Thanks to a very generous grant from the Wethersfield Institute, the cost of this event, which includes meals, accommodations and the seminar sessions, is just $200.

For more information, please see: . Thank you, in advance, for sharing this announcement."

Wednesday, February 11, 2015


After several years of trial and error, I have settled upon the following schedule for my LLPSI course:

5th Grade - Latin 1/2 - LLPSI 1-8
6th Grade - Latin 1 - LLPSI 9-16
7th Grade - Latin 2 - LLPSI 17-24
8th Grade - Latin 3 - LLPSI 25-32
9th Grade - Latin 4 - LLPSI 33-40
10th Grade - Latin 5 - LLPSI 41-45
11th Grade - Latin 6 - LLPSI 46-51
12th Grade - Latin 7 - LLPSI 52-56

Every year, I recommend that students take the National Latin Exam and use the month of February to prepare.
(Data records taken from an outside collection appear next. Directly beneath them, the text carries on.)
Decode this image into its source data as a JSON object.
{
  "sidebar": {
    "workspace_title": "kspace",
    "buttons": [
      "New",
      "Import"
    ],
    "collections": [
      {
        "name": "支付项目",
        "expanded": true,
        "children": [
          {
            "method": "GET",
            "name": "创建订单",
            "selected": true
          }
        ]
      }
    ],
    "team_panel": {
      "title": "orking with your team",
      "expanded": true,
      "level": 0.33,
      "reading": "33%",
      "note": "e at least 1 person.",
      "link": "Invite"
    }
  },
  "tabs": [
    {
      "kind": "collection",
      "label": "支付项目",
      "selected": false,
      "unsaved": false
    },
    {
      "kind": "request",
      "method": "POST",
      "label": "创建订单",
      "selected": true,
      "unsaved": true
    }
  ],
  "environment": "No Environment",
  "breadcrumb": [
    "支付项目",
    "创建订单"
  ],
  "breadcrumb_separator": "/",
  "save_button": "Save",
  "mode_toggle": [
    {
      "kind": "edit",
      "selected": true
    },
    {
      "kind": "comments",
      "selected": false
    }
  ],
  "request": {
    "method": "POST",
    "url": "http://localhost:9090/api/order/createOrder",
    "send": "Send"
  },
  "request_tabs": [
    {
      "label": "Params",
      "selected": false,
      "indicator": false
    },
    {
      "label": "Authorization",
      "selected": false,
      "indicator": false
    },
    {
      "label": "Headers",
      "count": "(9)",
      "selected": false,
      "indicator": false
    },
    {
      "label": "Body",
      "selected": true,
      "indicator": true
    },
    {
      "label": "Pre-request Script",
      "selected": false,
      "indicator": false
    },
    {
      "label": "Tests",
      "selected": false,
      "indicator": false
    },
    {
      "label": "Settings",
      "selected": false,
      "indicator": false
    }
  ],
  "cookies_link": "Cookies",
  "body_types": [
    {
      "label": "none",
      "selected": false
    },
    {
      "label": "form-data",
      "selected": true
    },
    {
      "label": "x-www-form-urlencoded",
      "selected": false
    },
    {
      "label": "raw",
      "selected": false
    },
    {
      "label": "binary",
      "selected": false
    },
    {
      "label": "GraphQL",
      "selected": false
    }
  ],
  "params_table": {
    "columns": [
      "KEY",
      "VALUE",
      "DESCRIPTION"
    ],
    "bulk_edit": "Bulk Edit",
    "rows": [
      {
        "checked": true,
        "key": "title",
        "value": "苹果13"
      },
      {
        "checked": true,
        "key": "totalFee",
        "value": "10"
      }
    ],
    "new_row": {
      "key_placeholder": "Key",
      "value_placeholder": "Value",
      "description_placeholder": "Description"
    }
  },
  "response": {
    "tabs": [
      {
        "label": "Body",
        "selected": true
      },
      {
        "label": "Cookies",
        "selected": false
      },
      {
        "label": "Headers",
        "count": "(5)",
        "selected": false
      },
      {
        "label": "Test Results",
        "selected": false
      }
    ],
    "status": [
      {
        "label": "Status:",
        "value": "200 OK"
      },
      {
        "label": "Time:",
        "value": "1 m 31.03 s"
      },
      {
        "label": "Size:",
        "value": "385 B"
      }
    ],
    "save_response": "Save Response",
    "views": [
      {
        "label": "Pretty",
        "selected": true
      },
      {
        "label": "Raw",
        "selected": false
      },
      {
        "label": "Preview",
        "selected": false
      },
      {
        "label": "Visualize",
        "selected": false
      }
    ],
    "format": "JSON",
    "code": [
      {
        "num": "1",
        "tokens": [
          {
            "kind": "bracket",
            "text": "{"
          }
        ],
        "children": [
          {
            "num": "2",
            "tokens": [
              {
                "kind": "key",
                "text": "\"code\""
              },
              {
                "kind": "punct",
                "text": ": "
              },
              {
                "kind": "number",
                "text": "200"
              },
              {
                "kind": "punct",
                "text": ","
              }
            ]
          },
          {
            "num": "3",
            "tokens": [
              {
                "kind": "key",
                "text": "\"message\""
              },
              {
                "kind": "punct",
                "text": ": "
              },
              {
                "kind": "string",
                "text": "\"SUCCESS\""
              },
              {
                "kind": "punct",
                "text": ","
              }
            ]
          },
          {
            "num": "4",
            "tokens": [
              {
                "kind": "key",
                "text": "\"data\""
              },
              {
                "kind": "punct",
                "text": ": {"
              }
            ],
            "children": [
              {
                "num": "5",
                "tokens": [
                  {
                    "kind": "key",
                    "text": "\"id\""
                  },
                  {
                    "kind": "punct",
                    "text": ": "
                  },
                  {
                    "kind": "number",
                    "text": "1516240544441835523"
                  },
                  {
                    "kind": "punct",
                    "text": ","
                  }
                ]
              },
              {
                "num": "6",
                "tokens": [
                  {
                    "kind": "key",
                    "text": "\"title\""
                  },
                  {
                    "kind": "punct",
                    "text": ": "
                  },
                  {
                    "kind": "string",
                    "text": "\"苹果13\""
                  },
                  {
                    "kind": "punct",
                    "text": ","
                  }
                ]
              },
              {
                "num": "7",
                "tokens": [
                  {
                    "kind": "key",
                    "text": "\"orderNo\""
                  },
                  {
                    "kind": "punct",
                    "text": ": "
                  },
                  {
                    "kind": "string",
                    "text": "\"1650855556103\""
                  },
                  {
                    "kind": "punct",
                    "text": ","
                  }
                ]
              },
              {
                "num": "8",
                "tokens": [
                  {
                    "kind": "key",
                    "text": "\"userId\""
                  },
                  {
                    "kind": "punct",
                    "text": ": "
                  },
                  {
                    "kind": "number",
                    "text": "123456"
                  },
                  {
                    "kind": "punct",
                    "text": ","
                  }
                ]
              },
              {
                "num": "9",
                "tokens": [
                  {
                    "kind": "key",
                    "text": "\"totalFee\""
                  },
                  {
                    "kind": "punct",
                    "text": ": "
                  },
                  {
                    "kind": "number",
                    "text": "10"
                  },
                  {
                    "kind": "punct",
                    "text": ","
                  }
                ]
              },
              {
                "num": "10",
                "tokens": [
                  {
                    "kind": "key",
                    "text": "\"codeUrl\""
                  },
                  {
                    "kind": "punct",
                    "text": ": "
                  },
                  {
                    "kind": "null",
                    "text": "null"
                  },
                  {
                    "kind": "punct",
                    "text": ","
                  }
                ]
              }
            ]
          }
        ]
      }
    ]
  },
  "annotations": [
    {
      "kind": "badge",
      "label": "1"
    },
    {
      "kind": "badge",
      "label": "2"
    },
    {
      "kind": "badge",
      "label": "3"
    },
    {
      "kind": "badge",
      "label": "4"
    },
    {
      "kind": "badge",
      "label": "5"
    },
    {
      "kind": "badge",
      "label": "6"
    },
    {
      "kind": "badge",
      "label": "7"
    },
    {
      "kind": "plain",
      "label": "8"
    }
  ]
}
Also, I recommend that students use the summers to read the Colloquia Personarum (after 5th, 6th, and 7th grades),  Fabulae Syrae (after 8th grade), and the Epitome Historiae Sacrae (after 9th grade).  In the summers after 10th and 11th grades, students can go through any of Oerberg's readers, like Caesar, Vergil, Cicero, and Ovid.

I will modify this schedule as necessary with my own students.  Right now, I have a talented senior who has never studied Latin; he is going through Latin 1/2 and 1 in a single year (Capitula I-XVI).  Some colleges go much faster than that.  However, I have found that most, if not all, college professors wish that they had more time to spend on building basic Latin skills, and their pacing is forced upon them by other factors and not by what is ideal for learning.  In my opinion, students need time to internalize new vocabulary and grammar.  It aids long-term memory.  My schedule maintains rigor without outpacing the abilities of a typical student.

Let me know about your successes and failures with the pace of LLPSI.

Thursday, February 5, 2015

Chapter 4 - Rap

Theresa Ambat raps her way through Chapter 4.  Dowload, share, and enjoy!

Tuesday, October 29, 2013

Friday, September 13, 2013

LLPSI: Study Guide

This site has been re-organized to help make everything, particularly the new resources I am adding, easier to find and use.  The tabs are now arranged roughly in the order you are likely to use them when studying a new lesson in LLPSI.  So, if you are following my recommendations, for each new lesson you would navigate the tabs in the following order (from left to right):

(30 minutes) Participate in the grammar conversation for your lesson.
(10 minutes)  Complete the grammar worksheet for your lesson.

(5 minutes) Sing the song for your lesson (if available).

(5 minutes) Use the systematic grammar key to check your work on the grammar worksheet.

(30 minutes) Participate in the conversation for your lesson.

(5 minutes) Watch the reading tutorial for your lesson.
 (30 minutes) Read (and re-read) the lesson in the LLPSI text.

(5 minutes) Watch the exercitia tutorial.
(30 minutes) Complete the first two exercitia for the lesson.

(30 minutes)  Re-read the lesson (and/or participate in the conversation again).
(20 minutes) Complete the remaining exercitia.

Each of the numbered items should take roughly one hour to complete.  On this schedule, you would complete one lesson in one school week.

For the last lesson of each chapter, the 'grammatica latina', you will need to remove the introductory grammar lesson and add Pensa A-D toward the end.  Therefore, your last week of a chapter would look like this:

(30 minutes) Participate in the conversation for the grammatica latina lesson.

(5 minutes) Watch the reading tutorial for the grammatica latina lesson.
 (30 minutes) Read (and re-read) the grammatica latina lesson in the LLPSI text.

(5 minutes) Watch the exercitia tutorial.
(30 minutes) Complete all the exercitia for the lesson.

(30-60 minutes) Complete Pensa A-C in the text.

 Watch the Pensum D tutorial and complete the Pensum D worksheet.

Re-read text with audio translation.  

Study flash cards.

I hope these instructions and my new resources will make your study of the Latin language more efficient and productive.